What women want
Women came out in huge numbers to vote. Now make their vote count. Pamela Philipose elaborates.india Updated: May 25, 2009 22:41 IST
Memories of the elections have already been swept away in the hurly-burly of government formation. But rewind for a moment to those who queued up under the punishing sun to cast their votes with the hope of change. Women constitute around 340 million of the 710 million voters, a largely silent category whose concerns have been ignored, underplayed or denied by successive governments.
Will the newly-sworn-in government do more than continue with ritualistic posturing and ineffectual policy-making for this faceless, voiceless and largely unrepresented section?

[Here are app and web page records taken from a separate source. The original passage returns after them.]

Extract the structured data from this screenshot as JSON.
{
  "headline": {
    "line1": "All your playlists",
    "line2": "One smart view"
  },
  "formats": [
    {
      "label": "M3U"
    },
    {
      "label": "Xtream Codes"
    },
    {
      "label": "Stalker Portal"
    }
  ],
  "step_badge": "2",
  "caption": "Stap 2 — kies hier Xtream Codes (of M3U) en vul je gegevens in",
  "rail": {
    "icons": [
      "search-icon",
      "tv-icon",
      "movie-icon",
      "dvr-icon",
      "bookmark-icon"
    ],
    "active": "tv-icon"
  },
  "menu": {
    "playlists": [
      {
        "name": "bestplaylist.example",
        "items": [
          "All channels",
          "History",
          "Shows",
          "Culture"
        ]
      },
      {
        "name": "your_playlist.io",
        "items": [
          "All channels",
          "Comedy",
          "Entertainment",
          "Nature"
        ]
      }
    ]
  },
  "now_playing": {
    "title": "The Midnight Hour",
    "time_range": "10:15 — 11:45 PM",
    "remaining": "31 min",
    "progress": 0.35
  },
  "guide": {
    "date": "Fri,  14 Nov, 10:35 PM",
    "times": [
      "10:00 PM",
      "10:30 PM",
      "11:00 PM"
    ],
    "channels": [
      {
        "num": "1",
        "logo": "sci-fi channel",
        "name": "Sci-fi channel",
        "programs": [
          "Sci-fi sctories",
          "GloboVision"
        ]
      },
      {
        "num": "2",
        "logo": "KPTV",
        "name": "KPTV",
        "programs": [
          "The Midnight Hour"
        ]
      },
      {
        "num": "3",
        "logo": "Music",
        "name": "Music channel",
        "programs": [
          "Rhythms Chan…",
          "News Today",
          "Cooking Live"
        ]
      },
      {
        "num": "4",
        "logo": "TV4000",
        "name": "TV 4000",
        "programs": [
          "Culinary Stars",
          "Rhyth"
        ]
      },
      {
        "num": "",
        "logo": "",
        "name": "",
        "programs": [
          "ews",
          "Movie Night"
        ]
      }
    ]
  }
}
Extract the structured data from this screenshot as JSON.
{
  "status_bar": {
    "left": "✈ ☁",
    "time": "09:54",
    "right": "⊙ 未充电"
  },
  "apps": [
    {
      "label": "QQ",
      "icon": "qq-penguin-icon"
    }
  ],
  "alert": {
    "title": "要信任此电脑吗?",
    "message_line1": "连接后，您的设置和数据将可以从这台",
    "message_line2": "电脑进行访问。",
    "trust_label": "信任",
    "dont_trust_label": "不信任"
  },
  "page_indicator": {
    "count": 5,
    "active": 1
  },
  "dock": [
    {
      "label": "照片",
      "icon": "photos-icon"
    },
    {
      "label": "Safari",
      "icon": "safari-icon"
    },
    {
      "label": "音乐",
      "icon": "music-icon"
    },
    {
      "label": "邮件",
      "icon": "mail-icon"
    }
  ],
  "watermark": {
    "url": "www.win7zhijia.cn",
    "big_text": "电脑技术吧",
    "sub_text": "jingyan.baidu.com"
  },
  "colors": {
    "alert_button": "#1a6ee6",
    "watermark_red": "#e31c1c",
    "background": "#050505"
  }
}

Social philosopher Martha C. Nussbaum has listed several capabilities she sees as central for “truly human functioning”. Let’s highlight some of these to help evolve a roadmap for the future. On top of Nussbaum’s list is ‘Life’: the ability to live to the end of a human life of normal length. ‘Bodily Health’ and ‘Bodily Integrity’ are the other central capabilities she sets down. The first of these requires nourishment and shelter; the second, the capacity to move freely while being secure against bodily assault. ‘Senses, Imagination and Thought’ are other requirements that figure on the
list, and which hinge on education. Finally, there is ‘Control over One’s Environment’.
Many concerns emerge from Nussbaum’s central capabilities. Take the first, ‘Life’. India’s skewed sex ratio and son preference. The government’s approach to what is arguably one of the greatest challenges facing Indian society has been to enact a law. But not only have advances in medical technology outpaced the law; laws in themselves are only as effective as society’s ownership of them. That is why the legal process that seeks to outlaw female foeticide can only work if it partners social movements working to change women’s realities.
Bodily Health’ in Nussbaum’s list takes us to India’s high maternal mortality rate (MMR), with recent estimations putting it at 450 per 100,000 live births. Since the foundational physical cause for women dying in childbirth is anaemia, the high MMR points to the breakdown of healthcare delivery and the lack of proper nutrition. Linked to this is early marriage. Despite a slew of laws prohibiting early marriage, India accounts for over 40 per cent of underage marriages globally. This has implications for maternal mortality levels.
The lack of women’s agency in marriage and childbirth is a pivotal factor for women being in a social trough. Data shows that women who had studied for 12 years or more, were employed and earned an independent income could exercise greater autonomy over such issues. What is needed, then, is interlinked action rather than separate and discrete interventions.
This brings us to the denial of eight years of schooling. According to National Sample Survey Organisation data, school has never been a part of life for over 15 per cent of girls between the ages of 5-14, and one in five drop out by 14. We then come to the lack of an enabling environment for women’s employment. Not only is women’s representation in public employment dismal, their wages are roughly half that of men and the conditions of work do not cater to their specific needs, such as childcare. The sluggish pace of legal reform is another concern. Our new law-makers could, for instance, consider important legal reform, including legislation that recognises women’s economic contribution within the family.
Nussbaum’s highlighting of ‘Bodily Integrity’ brings us to yet another concern. Today, rape is one of the fastest growing crimes in India and the required State machinery to assist rape survivors is almost non-existent.
Finally, the lack of meaningful political participation, which, according to Nussbaum, falls in the category ‘Control Over One’s Environment’. A measure like the Women’s Reservation Bill, now hanging in limbo in the Rajya Sabha, can only be one among several initiatives to deepen women’s participation in democracy. A moment that has seen the highest ever number of women being elected to Parliament in India’s history is the right time to start. For those hundreds of thousands of women, who queued up outside polling stations this summer, the act of exercising their vote should mark the beginning, not the end, of the process of change.
(Pamela Philipose is director of Women’s Feature Service)